Data for the study came from the longitudinal Fast Track project, an intervention designed to reduce aggression in children identiﬁed as high risk for long-term behavioral problems and conduct disorders. As part of Fast Track, nearly 800 children were evaluated by their teachers on a range of social behaviors, such as whether they resolve peer problems, listen to others, and share materials. Each student received a composite score representing his or her overall level of positive social skills/behavior on a scale from 0 (“not at all”) to 4 (“very well”). Using a variety of data sources, researchers monitored these students and their life events, both positive (e.g., obtaining a high school diploma) and negative (e.g., developing a criminal record), until they turned 25.
Findings showed that for every one-point increase in a child’s social competence score in kindergarten, he/she was:

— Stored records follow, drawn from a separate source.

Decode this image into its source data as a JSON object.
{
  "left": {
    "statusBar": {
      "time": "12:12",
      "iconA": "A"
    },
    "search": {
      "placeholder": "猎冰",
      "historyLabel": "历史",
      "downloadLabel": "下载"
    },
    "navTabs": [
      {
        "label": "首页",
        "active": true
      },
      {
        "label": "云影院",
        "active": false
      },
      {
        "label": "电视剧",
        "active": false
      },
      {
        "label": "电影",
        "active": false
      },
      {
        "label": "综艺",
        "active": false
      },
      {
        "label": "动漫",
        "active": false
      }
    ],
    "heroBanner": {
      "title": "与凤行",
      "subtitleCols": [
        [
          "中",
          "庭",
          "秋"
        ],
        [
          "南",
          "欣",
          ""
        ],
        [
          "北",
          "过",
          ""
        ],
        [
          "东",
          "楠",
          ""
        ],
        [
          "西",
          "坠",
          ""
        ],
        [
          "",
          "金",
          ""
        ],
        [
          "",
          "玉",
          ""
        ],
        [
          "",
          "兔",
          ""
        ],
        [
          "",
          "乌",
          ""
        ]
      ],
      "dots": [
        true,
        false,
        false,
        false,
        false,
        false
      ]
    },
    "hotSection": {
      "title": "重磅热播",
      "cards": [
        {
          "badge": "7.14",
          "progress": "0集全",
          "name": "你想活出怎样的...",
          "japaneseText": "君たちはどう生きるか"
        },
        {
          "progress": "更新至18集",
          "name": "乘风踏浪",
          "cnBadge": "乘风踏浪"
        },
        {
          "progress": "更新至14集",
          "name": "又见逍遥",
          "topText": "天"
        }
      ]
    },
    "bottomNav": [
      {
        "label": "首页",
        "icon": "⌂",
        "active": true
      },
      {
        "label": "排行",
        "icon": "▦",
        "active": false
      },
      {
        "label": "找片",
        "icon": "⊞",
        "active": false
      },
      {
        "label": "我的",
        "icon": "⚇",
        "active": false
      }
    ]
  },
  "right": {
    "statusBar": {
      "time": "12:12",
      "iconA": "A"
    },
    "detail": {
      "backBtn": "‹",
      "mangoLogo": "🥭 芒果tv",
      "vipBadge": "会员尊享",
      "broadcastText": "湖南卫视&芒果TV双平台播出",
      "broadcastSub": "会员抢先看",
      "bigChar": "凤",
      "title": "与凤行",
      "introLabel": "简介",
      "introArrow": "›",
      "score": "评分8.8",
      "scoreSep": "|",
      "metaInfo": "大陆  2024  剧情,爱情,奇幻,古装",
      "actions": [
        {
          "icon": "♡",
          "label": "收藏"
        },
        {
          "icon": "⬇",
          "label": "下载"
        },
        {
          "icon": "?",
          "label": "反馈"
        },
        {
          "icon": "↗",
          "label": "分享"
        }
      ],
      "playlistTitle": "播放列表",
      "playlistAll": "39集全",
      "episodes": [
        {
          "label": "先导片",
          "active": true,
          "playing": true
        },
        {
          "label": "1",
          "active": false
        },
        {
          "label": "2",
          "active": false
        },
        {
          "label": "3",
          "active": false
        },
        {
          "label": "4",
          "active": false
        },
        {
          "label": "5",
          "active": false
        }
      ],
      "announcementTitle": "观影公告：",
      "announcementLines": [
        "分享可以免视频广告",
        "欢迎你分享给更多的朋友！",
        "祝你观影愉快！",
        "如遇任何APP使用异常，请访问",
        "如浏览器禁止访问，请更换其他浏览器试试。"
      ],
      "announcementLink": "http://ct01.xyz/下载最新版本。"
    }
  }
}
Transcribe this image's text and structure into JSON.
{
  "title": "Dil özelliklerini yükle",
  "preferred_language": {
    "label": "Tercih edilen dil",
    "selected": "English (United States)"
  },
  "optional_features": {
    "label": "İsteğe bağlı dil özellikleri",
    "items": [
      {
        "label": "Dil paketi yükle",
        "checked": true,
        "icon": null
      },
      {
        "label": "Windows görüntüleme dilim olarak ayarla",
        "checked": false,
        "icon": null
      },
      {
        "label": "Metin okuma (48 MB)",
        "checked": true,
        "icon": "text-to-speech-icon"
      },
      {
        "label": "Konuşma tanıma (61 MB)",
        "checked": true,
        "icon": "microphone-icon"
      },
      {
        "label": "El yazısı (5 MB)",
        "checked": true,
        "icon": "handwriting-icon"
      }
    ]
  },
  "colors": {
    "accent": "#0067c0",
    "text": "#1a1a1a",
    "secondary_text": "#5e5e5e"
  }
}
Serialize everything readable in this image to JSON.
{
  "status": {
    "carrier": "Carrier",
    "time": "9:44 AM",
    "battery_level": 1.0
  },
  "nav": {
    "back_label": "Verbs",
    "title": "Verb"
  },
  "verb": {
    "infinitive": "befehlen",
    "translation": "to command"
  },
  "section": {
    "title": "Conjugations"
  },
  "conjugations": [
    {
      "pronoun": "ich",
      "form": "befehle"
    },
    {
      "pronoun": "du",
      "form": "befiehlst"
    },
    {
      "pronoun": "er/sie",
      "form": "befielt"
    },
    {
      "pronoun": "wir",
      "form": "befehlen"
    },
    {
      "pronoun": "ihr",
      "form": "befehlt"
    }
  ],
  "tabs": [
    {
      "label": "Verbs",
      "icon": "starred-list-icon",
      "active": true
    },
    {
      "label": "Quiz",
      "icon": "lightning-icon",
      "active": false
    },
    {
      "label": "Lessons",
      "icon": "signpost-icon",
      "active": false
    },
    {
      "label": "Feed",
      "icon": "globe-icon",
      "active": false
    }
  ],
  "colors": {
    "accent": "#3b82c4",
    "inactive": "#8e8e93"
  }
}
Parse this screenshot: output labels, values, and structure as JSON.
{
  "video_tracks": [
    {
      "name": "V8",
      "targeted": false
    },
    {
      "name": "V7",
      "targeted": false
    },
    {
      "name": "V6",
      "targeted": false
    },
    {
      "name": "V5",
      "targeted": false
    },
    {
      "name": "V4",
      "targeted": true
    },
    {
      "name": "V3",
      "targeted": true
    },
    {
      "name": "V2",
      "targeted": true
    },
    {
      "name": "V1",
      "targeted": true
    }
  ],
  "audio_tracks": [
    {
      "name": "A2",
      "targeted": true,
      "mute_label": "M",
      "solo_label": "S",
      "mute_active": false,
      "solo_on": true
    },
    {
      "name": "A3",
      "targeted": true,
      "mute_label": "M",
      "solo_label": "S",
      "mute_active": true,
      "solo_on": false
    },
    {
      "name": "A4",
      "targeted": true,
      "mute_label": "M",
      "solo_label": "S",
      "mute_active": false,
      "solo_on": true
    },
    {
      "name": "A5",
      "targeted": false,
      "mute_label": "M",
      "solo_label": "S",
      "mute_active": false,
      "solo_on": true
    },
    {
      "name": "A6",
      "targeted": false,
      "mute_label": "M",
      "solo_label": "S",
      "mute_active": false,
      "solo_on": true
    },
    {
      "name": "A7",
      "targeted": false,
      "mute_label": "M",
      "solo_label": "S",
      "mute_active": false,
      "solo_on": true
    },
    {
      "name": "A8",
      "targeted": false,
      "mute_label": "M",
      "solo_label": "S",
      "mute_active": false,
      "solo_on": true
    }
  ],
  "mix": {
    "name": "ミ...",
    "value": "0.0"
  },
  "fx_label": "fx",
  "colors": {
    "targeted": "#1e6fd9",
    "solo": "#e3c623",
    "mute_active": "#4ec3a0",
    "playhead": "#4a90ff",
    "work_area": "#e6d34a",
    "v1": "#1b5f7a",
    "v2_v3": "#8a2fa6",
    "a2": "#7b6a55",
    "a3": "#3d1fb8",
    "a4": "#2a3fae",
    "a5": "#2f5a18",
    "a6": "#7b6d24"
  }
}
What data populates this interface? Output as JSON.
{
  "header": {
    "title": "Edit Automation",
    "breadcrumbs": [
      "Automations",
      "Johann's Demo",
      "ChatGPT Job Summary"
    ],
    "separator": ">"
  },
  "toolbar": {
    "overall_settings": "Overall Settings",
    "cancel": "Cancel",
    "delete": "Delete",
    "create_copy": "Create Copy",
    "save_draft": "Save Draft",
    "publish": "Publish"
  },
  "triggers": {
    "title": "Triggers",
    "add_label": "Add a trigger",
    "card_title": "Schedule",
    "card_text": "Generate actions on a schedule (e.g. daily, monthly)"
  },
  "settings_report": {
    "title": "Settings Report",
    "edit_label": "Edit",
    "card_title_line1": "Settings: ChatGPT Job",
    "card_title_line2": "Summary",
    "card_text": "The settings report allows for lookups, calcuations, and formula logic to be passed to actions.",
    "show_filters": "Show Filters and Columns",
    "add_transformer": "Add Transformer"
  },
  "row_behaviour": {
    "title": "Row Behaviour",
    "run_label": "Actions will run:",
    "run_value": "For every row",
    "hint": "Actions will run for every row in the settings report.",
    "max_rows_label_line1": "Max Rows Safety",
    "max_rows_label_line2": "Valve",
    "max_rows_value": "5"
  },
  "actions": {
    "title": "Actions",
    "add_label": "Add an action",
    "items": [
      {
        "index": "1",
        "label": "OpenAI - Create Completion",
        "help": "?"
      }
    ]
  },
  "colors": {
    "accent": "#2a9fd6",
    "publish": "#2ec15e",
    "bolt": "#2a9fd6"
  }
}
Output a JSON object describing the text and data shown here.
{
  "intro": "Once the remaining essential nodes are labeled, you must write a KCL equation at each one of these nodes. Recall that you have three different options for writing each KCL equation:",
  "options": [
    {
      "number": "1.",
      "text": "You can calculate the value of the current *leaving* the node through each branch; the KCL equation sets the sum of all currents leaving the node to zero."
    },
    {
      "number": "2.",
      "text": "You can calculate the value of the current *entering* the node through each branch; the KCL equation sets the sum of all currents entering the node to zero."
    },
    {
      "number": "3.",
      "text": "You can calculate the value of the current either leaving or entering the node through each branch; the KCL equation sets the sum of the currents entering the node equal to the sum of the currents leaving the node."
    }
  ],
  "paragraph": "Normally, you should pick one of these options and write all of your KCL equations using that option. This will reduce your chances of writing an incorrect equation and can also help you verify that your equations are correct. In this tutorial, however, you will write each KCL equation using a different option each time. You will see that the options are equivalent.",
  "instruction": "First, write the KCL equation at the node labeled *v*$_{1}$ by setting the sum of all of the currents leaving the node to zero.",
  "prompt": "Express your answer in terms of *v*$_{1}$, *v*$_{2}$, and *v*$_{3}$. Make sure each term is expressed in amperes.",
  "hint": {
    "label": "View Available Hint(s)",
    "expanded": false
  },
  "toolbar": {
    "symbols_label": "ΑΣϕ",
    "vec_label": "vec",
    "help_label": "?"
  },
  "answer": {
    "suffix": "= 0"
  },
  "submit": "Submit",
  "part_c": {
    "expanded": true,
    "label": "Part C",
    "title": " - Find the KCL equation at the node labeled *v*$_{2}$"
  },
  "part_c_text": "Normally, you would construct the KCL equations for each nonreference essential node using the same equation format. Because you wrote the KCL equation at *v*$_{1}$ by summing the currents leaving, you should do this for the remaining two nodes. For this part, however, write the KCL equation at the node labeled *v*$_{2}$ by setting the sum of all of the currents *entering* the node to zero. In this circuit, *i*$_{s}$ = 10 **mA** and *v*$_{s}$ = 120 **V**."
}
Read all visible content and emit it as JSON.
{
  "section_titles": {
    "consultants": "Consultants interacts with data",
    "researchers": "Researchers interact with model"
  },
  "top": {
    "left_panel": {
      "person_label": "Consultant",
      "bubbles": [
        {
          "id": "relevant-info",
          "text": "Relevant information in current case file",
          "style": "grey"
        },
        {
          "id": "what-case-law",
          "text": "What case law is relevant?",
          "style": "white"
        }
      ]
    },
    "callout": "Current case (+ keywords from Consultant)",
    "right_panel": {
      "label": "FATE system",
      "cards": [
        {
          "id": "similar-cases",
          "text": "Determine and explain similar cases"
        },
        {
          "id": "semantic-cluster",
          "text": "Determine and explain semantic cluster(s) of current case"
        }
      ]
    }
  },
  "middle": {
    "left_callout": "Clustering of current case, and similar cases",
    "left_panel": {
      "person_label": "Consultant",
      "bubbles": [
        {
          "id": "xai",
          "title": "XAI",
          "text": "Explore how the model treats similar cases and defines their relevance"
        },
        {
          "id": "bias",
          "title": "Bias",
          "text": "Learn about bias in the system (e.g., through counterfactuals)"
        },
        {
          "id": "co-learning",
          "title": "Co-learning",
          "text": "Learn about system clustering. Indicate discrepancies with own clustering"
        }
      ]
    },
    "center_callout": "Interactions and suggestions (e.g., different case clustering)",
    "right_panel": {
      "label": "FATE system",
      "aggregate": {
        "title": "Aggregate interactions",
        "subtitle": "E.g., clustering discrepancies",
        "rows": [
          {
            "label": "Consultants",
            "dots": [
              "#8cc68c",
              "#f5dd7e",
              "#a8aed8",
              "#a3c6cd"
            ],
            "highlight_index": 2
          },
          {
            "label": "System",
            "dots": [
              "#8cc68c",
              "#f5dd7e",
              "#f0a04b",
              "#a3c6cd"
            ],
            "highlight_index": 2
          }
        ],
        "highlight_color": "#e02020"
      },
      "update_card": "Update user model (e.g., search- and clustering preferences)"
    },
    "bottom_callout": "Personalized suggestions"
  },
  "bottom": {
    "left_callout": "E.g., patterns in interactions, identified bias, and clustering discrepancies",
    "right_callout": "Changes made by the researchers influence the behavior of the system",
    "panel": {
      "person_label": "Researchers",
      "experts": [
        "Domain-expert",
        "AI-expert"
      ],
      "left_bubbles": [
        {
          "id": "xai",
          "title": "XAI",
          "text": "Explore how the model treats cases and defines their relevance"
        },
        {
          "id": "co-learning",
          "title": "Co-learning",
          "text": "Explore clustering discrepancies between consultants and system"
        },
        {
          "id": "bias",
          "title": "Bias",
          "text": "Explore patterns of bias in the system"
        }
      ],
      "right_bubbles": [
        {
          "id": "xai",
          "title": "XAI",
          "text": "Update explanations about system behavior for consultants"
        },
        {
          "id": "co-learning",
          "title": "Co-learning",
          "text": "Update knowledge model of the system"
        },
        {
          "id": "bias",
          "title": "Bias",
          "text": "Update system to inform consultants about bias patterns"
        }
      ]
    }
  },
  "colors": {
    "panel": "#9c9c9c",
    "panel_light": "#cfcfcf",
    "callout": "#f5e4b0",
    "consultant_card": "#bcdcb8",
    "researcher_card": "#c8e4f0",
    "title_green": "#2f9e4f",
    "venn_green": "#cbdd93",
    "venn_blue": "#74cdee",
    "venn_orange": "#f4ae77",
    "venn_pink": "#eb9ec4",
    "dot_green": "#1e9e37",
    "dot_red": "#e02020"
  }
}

- Twice as likely to attain a college degree in early adulthood
- 54% more likely to earn a high school diploma
- 46% more likely to have a full-time job at the age of 25
For every one-point decrease in a child’s social competence score in kindergarten, he/she had:
- 64% higher chance of having spent time in juvenile detention
- 67% higher chance of having been arrested by early adulthood
- 52% higher rate of recent binge drinking and 82% higher rate of recent marijuana usage
In conclusion, the authors say, “Our results suggest that perceived early social competence at least serves as a marker for important long-term outcomes and at most is instrumental in inﬂuencing other developmental factors that collectively affect the life course. Evaluating such characteristics in children could be important in planning interventions and curricula to improve these social competencies.”
Abstract of the study:
Objectives. We examined whether kindergarten teachers’ ratings of children’s prosocial skills, an indicator of noncognitive ability at school entry, predict key adolescent and adult outcomes. Our goal was to determine unique associations over and above other important child, family, and contextual characteristics.
Methods. Data came from the Fast Track study of low–socioeconomic status neighborhoods in 3 cities and 1 rural setting. We assessed associations between measured outcomes in kindergarten and outcomes 13 to 19 years later (1991– 2000). Models included numerous control variables representing characteristics of the child, family, and context, enabling us to explore the unique contributions among predictors.
Results. We found statistically significant associations between measured social-emotional skills in kindergarten and key young adult outcomes across multiple domains of education, employment, criminal activity, substance use, and mental health.
Conclusions. A kindergarten measure of social-emotional skills may be useful for assessing whether children are at risk for deficits in noncognitive skills later in life and, thus, help identify those in need of early intervention. These results demonstrate the relevance of noncognitive skills in development for personal and public health outcomes.